The passage is remarkable. I do not believe that Bagamoyo and Unguja were close enough to actually hear gunfire from the island on the mainland. And certainly Unguja is further than four miles offshore from Zanzibar! This is the first account I have read of mainlanders actually seeing corpses from Zanzibar float to the mainland. Finally is the death toll, which Penhaligon quotes (without attribution) as 17,000, claiming this figure was only admitted to years later (by who, he does not say). This is almost double the traditionally cited figure of 10,000. (Although during field research in Muscat I heard people quote figures as high as 30,000). It made me wonder if perhaps there are other accounts that reproduce these stories, as a kind of rumor, expressing something of the bloody terror that overran Zanzibar in the wake of the revolution.
Overall, this is a great book to pass time with. I do not know how much pedagogical value it has, and I remain skeptical of some of the Swahili reconstructions, but it is filled with hilarious and poignant stories.
May 12, 2014
Some time ago, I compiled a bibliography for my exams on comparing Atlantic and Indian Ocean diasporas from Africa. I present here the rough list, in case folks would like to build on this work or utilize it for teaching or an exam question. The problem of comparisons are many, but the rewards when done well are potentially great. One major problem is that there is far more information on Atlantic African diasporas, and the literature is much more voluminous. On top of this, movement and migration in the Indian Ocean predates that in the Atlantic by several millenia. There is also a question of the usefulness of the terms "African" and "diaspora" in an Indian Ocean context. The following is far from a comprehensive list, and is especially weak on the enormous literature on the black Atlantic. I am not sure that "littoral culture" and "African creoles" belong together, but I wanted to give some sense of the parallel processes of identity making and their contexts in each basin.
Lots to chew on here, so happy reading!
Manning, Patrick. Migration in world history. New York: Routledge 2005.
Oliver Bakewell. “In Search of the Diasporas Within Africa.” African Diaspora 1 (2008).
Katharina Schramm. “Leaving Area Studies Behind: The Challenge of Diasporic Connections in the Field of African Studies.”African and Black Diaspora 1(1): 2008.

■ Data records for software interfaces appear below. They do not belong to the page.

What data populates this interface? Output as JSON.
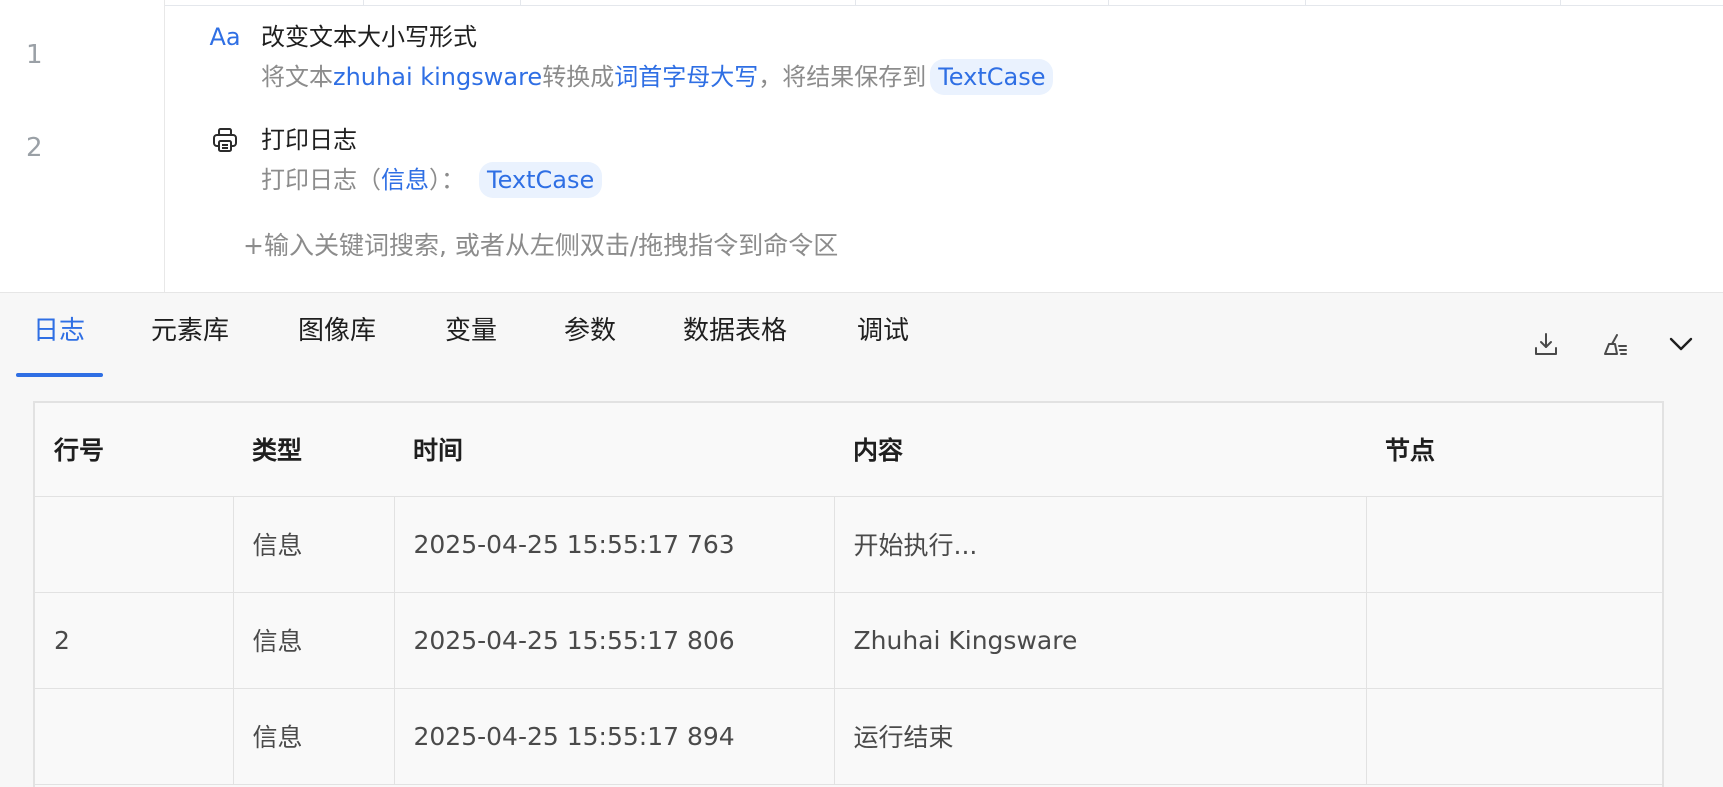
{
  "editor": {
    "line_numbers": [
      "1",
      "2"
    ],
    "commands": [
      {
        "icon": "text-case-icon",
        "icon_text": "Aa",
        "title": "改变文本大小写形式",
        "desc_prefix": "将文本",
        "desc_text_value": "zhuhai kingsware",
        "desc_mid": "转换成",
        "desc_case": "词首字母大写",
        "desc_suffix": "，将结果保存到",
        "desc_var": "TextCase"
      },
      {
        "icon": "printer-icon",
        "title": "打印日志",
        "desc_prefix": "打印日志（",
        "desc_level": "信息",
        "desc_suffix": "）：",
        "desc_var": "TextCase"
      }
    ],
    "add_hint": "+输入关键词搜索, 或者从左侧双击/拖拽指令到命令区"
  },
  "panel": {
    "tabs": [
      {
        "label": "日志",
        "active": true
      },
      {
        "label": "元素库",
        "active": false
      },
      {
        "label": "图像库",
        "active": false
      },
      {
        "label": "变量",
        "active": false
      },
      {
        "label": "参数",
        "active": false
      },
      {
        "label": "数据表格",
        "active": false
      },
      {
        "label": "调试",
        "active": false
      }
    ],
    "tools": [
      "download-icon",
      "clear-icon",
      "chevron-down-icon"
    ],
    "accent_color": "#2f6fe4"
  },
  "log_table": {
    "columns": [
      "行号",
      "类型",
      "时间",
      "内容",
      "节点"
    ],
    "rows": [
      {
        "line": "",
        "type": "信息",
        "time": "2025-04-25 15:55:17 763",
        "content": "开始执行...",
        "node": ""
      },
      {
        "line": "2",
        "type": "信息",
        "time": "2025-04-25 15:55:17 806",
        "content": "Zhuhai Kingsware",
        "node": ""
      },
      {
        "line": "",
        "type": "信息",
        "time": "2025-04-25 15:55:17 894",
        "content": "运行结束",
        "node": ""
      }
    ]
  }
}
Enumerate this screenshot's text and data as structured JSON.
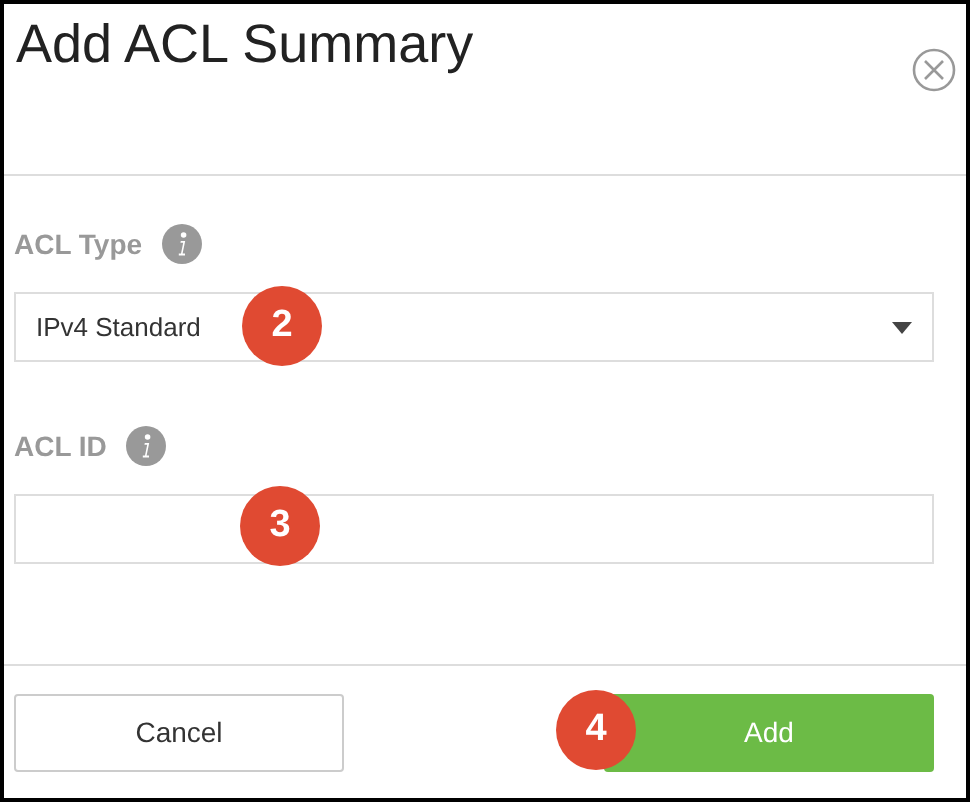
{
  "dialog": {
    "title": "Add ACL Summary"
  },
  "fields": [
    {
      "kind": "select",
      "label": "ACL Type",
      "value": "IPv4 Standard",
      "callout": "2"
    },
    {
      "kind": "text",
      "label": "ACL ID",
      "callout": "3"
    }
  ],
  "buttons": [
    {
      "label": "Cancel",
      "kind": "secondary"
    },
    {
      "label": "Add",
      "kind": "primary",
      "callout": "4"
    }
  ]
}
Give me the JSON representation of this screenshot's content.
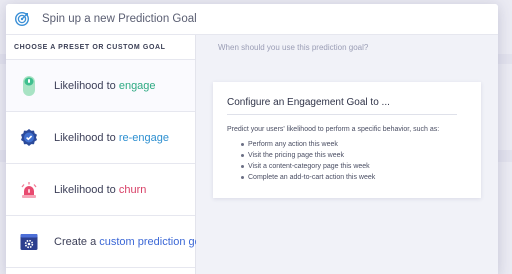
{
  "header": {
    "title": "Spin up a new Prediction Goal",
    "icon": "target-icon"
  },
  "left_panel": {
    "heading": "CHOOSE A PRESET OR CUSTOM GOAL",
    "options": [
      {
        "prefix": "Likelihood to ",
        "keyword": "engage",
        "icon": "engage-icon",
        "keyword_color": "#2faa83"
      },
      {
        "prefix": "Likelihood to ",
        "keyword": "re-engage",
        "icon": "re-engage-badge-icon",
        "keyword_color": "#2d8fd0"
      },
      {
        "prefix": "Likelihood to ",
        "keyword": "churn",
        "icon": "alarm-siren-icon",
        "keyword_color": "#d83f66"
      },
      {
        "prefix": "Create a ",
        "keyword": "custom prediction goal",
        "icon": "custom-gear-window-icon",
        "keyword_color": "#3c68d6"
      }
    ]
  },
  "right_panel": {
    "heading": "When should you use this prediction goal?",
    "card": {
      "title": "Configure an Engagement Goal to ...",
      "description": "Predict your users' likelihood to perform a specific behavior, such as:",
      "items": [
        "Perform any action this week",
        "Visit the pricing page this week",
        "Visit a content-category page this week",
        "Complete an add-to-cart action this week"
      ]
    }
  }
}
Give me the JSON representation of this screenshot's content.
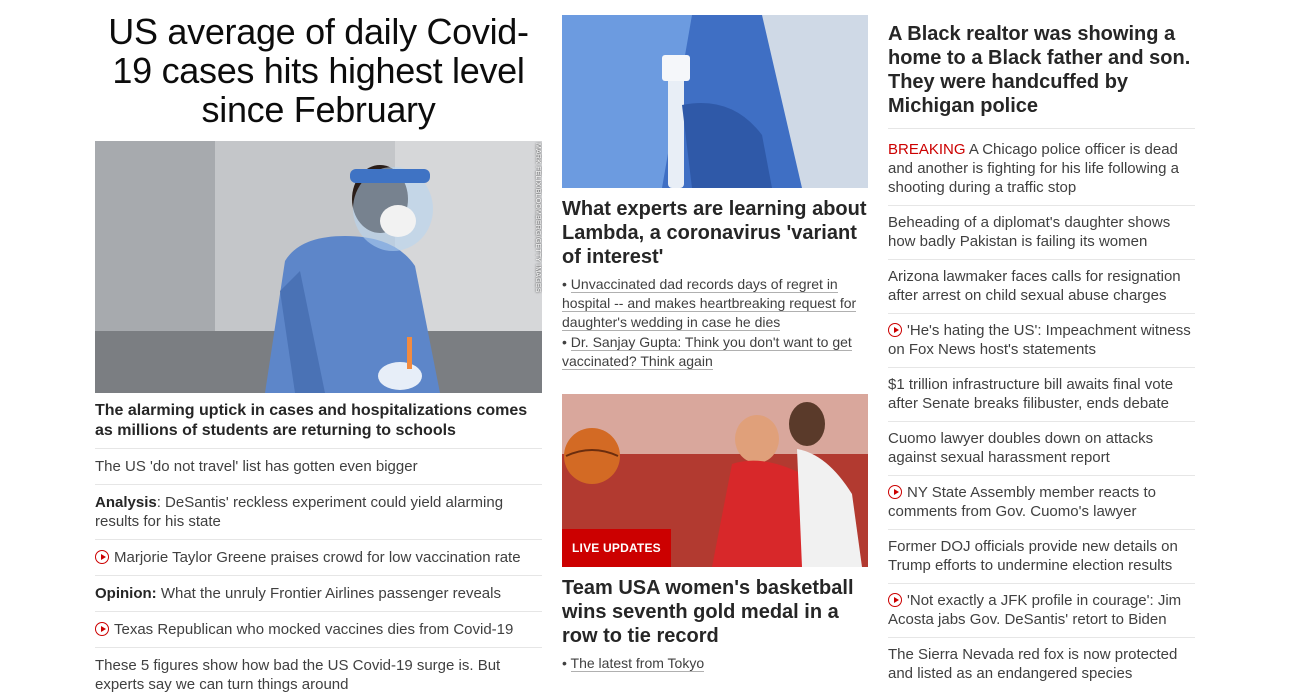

Ray, Himanshu Prabha and Edward A. Alpers, eds. Cross Currents and Community Networks: The History of the Indian Ocean World. New York : Oxford University Press, 2007.
Alpers, Edward. East Africa and the Indian Ocean. Princeton, NJ: Markus Weiner Publishers, 2009.
Beaujard, Philippe “The Indian Ocean in Eurasian and African World-Systems before the Sixteenth Century.” Journal of World History 16(4): 2005, 411-465.
Gwyn Campbell, ed. The Structure of Slavery in Indian Ocean Africa and Asia.London: Frank Cass, 2004.
Alpers, Edward, Gwyn Campbell and Michael Salman, eds. Resisting Bondage in the Indian Ocean Africa and Asia. London: Routledge, 2006.
Campbell, Gwyn, ed. Abolition and Its Aftermath in Indian Ocean Africa andAsia. London: Routledge, 2005.